Data extracts:
......

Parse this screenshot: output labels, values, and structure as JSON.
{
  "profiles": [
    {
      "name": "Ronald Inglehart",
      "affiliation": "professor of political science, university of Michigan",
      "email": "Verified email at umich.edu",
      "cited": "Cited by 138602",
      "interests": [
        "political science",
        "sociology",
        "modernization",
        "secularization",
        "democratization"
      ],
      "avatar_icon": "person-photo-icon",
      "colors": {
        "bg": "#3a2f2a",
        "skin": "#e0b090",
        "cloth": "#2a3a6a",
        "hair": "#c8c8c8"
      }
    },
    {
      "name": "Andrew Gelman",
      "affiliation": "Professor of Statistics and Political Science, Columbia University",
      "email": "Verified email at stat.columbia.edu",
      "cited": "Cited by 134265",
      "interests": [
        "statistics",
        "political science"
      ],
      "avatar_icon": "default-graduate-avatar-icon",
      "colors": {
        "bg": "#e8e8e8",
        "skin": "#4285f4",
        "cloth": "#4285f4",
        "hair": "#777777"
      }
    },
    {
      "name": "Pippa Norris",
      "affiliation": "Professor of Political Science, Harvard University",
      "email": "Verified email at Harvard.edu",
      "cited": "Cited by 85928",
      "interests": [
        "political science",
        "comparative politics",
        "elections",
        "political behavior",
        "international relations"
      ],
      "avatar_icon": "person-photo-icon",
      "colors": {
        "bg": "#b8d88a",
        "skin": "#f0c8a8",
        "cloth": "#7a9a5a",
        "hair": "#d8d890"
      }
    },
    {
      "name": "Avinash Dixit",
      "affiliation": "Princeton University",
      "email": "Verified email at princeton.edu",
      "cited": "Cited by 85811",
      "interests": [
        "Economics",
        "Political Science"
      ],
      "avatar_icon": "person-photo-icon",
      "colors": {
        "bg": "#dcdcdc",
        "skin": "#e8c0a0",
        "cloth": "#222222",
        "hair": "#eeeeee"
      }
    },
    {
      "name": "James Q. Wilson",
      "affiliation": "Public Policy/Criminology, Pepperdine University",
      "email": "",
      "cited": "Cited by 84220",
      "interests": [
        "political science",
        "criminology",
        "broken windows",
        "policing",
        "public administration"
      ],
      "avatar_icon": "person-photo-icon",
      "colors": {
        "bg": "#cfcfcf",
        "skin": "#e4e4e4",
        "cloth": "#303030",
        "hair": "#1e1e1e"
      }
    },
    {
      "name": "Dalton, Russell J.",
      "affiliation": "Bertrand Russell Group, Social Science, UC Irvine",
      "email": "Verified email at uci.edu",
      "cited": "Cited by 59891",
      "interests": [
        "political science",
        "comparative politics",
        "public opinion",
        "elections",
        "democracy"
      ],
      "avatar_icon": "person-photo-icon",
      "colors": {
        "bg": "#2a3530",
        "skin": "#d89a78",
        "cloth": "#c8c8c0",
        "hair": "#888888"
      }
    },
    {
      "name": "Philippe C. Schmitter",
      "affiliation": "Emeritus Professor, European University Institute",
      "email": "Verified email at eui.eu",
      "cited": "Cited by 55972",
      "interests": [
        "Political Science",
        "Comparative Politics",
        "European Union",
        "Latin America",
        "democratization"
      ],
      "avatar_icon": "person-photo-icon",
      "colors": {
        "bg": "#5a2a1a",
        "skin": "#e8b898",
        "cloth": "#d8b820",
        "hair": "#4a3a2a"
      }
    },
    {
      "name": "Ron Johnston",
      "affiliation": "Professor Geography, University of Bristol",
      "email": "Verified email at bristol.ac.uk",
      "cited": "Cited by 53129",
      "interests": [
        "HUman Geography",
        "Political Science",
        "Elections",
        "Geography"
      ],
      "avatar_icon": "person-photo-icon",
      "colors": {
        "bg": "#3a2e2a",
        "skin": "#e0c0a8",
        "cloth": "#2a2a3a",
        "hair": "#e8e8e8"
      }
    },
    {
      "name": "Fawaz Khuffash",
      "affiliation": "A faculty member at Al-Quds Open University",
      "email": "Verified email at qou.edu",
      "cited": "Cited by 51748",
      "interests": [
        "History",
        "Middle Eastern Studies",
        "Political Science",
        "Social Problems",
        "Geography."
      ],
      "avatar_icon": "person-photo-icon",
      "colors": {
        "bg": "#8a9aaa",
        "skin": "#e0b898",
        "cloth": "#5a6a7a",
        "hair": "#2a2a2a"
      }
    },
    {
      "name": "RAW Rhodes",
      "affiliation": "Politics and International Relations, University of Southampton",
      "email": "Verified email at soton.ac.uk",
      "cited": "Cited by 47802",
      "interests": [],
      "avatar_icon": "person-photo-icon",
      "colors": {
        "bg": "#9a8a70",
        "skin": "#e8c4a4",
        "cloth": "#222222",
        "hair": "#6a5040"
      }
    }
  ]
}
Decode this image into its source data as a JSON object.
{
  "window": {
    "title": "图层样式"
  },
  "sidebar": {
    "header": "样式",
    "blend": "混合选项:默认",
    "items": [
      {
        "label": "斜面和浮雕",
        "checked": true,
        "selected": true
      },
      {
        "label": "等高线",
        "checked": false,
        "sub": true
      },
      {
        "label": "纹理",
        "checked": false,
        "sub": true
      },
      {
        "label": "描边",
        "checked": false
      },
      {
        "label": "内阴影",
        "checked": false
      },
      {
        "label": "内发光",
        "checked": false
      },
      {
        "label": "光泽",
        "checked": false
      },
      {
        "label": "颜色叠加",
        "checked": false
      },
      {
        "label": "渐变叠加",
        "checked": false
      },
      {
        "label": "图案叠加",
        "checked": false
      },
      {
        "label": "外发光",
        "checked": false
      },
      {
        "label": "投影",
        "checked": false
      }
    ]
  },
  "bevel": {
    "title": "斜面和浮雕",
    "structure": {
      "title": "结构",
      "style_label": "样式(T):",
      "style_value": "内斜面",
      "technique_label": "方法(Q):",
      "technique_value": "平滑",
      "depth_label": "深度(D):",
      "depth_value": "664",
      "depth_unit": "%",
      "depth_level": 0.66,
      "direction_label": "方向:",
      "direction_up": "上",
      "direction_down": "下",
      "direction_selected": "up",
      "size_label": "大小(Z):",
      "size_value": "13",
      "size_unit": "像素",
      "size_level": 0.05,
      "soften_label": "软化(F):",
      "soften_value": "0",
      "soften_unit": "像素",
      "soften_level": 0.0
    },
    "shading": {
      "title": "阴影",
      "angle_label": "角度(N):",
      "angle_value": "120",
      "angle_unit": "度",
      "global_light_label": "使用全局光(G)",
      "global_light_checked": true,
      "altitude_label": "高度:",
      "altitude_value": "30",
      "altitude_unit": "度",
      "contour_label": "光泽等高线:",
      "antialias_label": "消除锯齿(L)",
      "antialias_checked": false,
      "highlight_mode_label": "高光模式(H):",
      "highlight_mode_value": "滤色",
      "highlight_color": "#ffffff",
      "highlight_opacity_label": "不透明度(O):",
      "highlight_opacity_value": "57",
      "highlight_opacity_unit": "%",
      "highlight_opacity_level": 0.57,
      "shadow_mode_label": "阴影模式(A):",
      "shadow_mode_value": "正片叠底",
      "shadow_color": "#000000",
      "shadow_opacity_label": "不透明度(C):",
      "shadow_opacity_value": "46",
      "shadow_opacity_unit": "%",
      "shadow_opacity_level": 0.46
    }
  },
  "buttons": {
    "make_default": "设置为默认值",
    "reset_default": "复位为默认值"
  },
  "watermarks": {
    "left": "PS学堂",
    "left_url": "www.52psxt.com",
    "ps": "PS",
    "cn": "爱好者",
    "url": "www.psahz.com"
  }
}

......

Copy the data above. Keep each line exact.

Response to the task:
Parse this screenshot: output labels, values, and structure as JSON.
{
  "profiles": [
    {
      "name": "Ronald Inglehart",
      "affiliation": "professor of political science, university of Michigan",
      "email": "Verified email at umich.edu",
      "cited": "Cited by 138602",
      "interests": [
        "political science",
        "sociology",
        "modernization",
        "secularization",
        "democratization"
      ],
      "avatar_icon": "person-photo-icon",
      "colors": {
        "bg": "#3a2f2a",
        "skin": "#e0b090",
        "cloth": "#2a3a6a",
        "hair": "#c8c8c8"
      }
    },
    {
      "name": "Andrew Gelman",
      "affiliation": "Professor of Statistics and Political Science, Columbia University",
      "email": "Verified email at stat.columbia.edu",
      "cited": "Cited by 134265",
      "interests": [
        "statistics",
        "political science"
      ],
      "avatar_icon": "default-graduate-avatar-icon",
      "colors": {
        "bg": "#e8e8e8",
        "skin": "#4285f4",
        "cloth": "#4285f4",
        "hair": "#777777"
      }
    },
    {
      "name": "Pippa Norris",
      "affiliation": "Professor of Political Science, Harvard University",
      "email": "Verified email at Harvard.edu",
      "cited": "Cited by 85928",
      "interests": [
        "political science",
        "comparative politics",
        "elections",
        "political behavior",
        "international relations"
      ],
      "avatar_icon": "person-photo-icon",
      "colors": {
        "bg": "#b8d88a",
        "skin": "#f0c8a8",
        "cloth": "#7a9a5a",
        "hair": "#d8d890"
      }
    },
    {
      "name": "Avinash Dixit",
      "affiliation": "Princeton University",
      "email": "Verified email at princeton.edu",
      "cited": "Cited by 85811",
      "interests": [
        "Economics",
        "Political Science"
      ],
      "avatar_icon": "person-photo-icon",
      "colors": {
        "bg": "#dcdcdc",
        "skin": "#e8c0a0",
        "cloth": "#222222",
        "hair": "#eeeeee"
      }
    },
    {
      "name": "James Q. Wilson",
      "affiliation": "Public Policy/Criminology, Pepperdine University",
      "email": "",
      "cited": "Cited by 84220",
      "interests": [
        "political science",
        "criminology",
        "broken windows",
        "policing",
        "public administration"
      ],
      "avatar_icon": "person-photo-icon",
      "colors": {
        "bg": "#cfcfcf",
        "skin": "#e4e4e4",
        "cloth": "#303030",
        "hair": "#1e1e1e"
      }
    },
    {
      "name": "Dalton, Russell J.",
      "affiliation": "Bertrand Russell Group, Social Science, UC Irvine",
      "email": "Verified email at uci.edu",
      "cited": "Cited by 59891",
      "interests": [
        "political science",
        "comparative politics",
        "public opinion",
        "elections",
        "democracy"
      ],
      "avatar_icon": "person-photo-icon",
      "colors": {
        "bg": "#2a3530",
        "skin": "#d89a78",
        "cloth": "#c8c8c0",
        "hair": "#888888"
      }
    },
    {
      "name": "Philippe C. Schmitter",
      "affiliation": "Emeritus Professor, European University Institute",
      "email": "Verified email at eui.eu",
      "cited": "Cited by 55972",
      "interests": [
        "Political Science",
        "Comparative Politics",
        "European Union",
        "Latin America",
        "democratization"
      ],
      "avatar_icon": "person-photo-icon",
      "colors": {
        "bg": "#5a2a1a",
        "skin": "#e8b898",
        "cloth": "#d8b820",
        "hair": "#4a3a2a"
      }
    },
    {
      "name": "Ron Johnston",
      "affiliation": "Professor Geography, University of Bristol",
      "email": "Verified email at bristol.ac.uk",
      "cited": "Cited by 53129",
      "interests": [
        "HUman Geography",
        "Political Science",
        "Elections",
        "Geography"
      ],
      "avatar_icon": "person-photo-icon",
      "colors": {
        "bg": "#3a2e2a",
        "skin": "#e0c0a8",
        "cloth": "#2a2a3a",
        "hair": "#e8e8e8"
      }
    },
    {
      "name": "Fawaz Khuffash",
      "affiliation": "A faculty member at Al-Quds Open University",
      "email": "Verified email at qou.edu",
      "cited": "Cited by 51748",
      "interests": [
        "History",
        "Middle Eastern Studies",
        "Political Science",
        "Social Problems",
        "Geography."
      ],
      "avatar_icon": "person-photo-icon",
      "colors": {
        "bg": "#8a9aaa",
        "skin": "#e0b898",
        "cloth": "#5a6a7a",
        "hair": "#2a2a2a"
      }
    },
    {
      "name": "RAW Rhodes",
      "affiliation": "Politics and International Relations, University of Southampton",
      "email": "Verified email at soton.ac.uk",
      "cited": "Cited by 47802",
      "interests": [],
      "avatar_icon": "person-photo-icon",
      "colors": {
        "bg": "#9a8a70",
        "skin": "#e8c4a4",
        "cloth": "#222222",
        "hair": "#6a5040"
      }
    }
  ]
}
Decode this image into its source data as a JSON object.
{
  "window": {
    "title": "图层样式"
  },
  "sidebar": {
    "header": "样式",
    "blend": "混合选项:默认",
    "items": [
      {
        "label": "斜面和浮雕",
        "checked": true,
        "selected": true
      },
      {
        "label": "等高线",
        "checked": false,
        "sub": true
      },
      {
        "label": "纹理",
        "checked": false,
        "sub": true
      },
      {
        "label": "描边",
        "checked": false
      },
      {
        "label": "内阴影",
        "checked": false
      },
      {
        "label": "内发光",
        "checked": false
      },
      {
        "label": "光泽",
        "checked": false
      },
      {
        "label": "颜色叠加",
        "checked": false
      },
      {
        "label": "渐变叠加",
        "checked": false
      },
      {
        "label": "图案叠加",
        "checked": false
      },
      {
        "label": "外发光",
        "checked": false
      },
      {
        "label": "投影",
        "checked": false
      }
    ]
  },
  "bevel": {
    "title": "斜面和浮雕",
    "structure": {
      "title": "结构",
      "style_label": "样式(T):",
      "style_value": "内斜面",
      "technique_label": "方法(Q):",
      "technique_value": "平滑",
      "depth_label": "深度(D):",
      "depth_value": "664",
      "depth_unit": "%",
      "depth_level": 0.66,
      "direction_label": "方向:",
      "direction_up": "上",
      "direction_down": "下",
      "direction_selected": "up",
      "size_label": "大小(Z):",
      "size_value": "13",
      "size_unit": "像素",
      "size_level": 0.05,
      "soften_label": "软化(F):",
      "soften_value": "0",
      "soften_unit": "像素",
      "soften_level": 0.0
    },
    "shading": {
      "title": "阴影",
      "angle_label": "角度(N):",
      "angle_value": "120",
      "angle_unit": "度",
      "global_light_label": "使用全局光(G)",
      "global_light_checked": true,
      "altitude_label": "高度:",
      "altitude_value": "30",
      "altitude_unit": "度",
      "contour_label": "光泽等高线:",
      "antialias_label": "消除锯齿(L)",
      "antialias_checked": false,
      "highlight_mode_label": "高光模式(H):",
      "highlight_mode_value": "滤色",
      "highlight_color": "#ffffff",
      "highlight_opacity_label": "不透明度(O):",
      "highlight_opacity_value": "57",
      "highlight_opacity_unit": "%",
      "highlight_opacity_level": 0.57,
      "shadow_mode_label": "阴影模式(A):",
      "shadow_mode_value": "正片叠底",
      "shadow_color": "#000000",
      "shadow_opacity_label": "不透明度(C):",
      "shadow_opacity_value": "46",
      "shadow_opacity_unit": "%",
      "shadow_opacity_level": 0.46
    }
  },
  "buttons": {
    "make_default": "设置为默认值",
    "reset_default": "复位为默认值"
  },
  "watermarks": {
    "left": "PS学堂",
    "left_url": "www.52psxt.com",
    "ps": "PS",
    "cn": "爱好者",
    "url": "www.psahz.com"
  }
}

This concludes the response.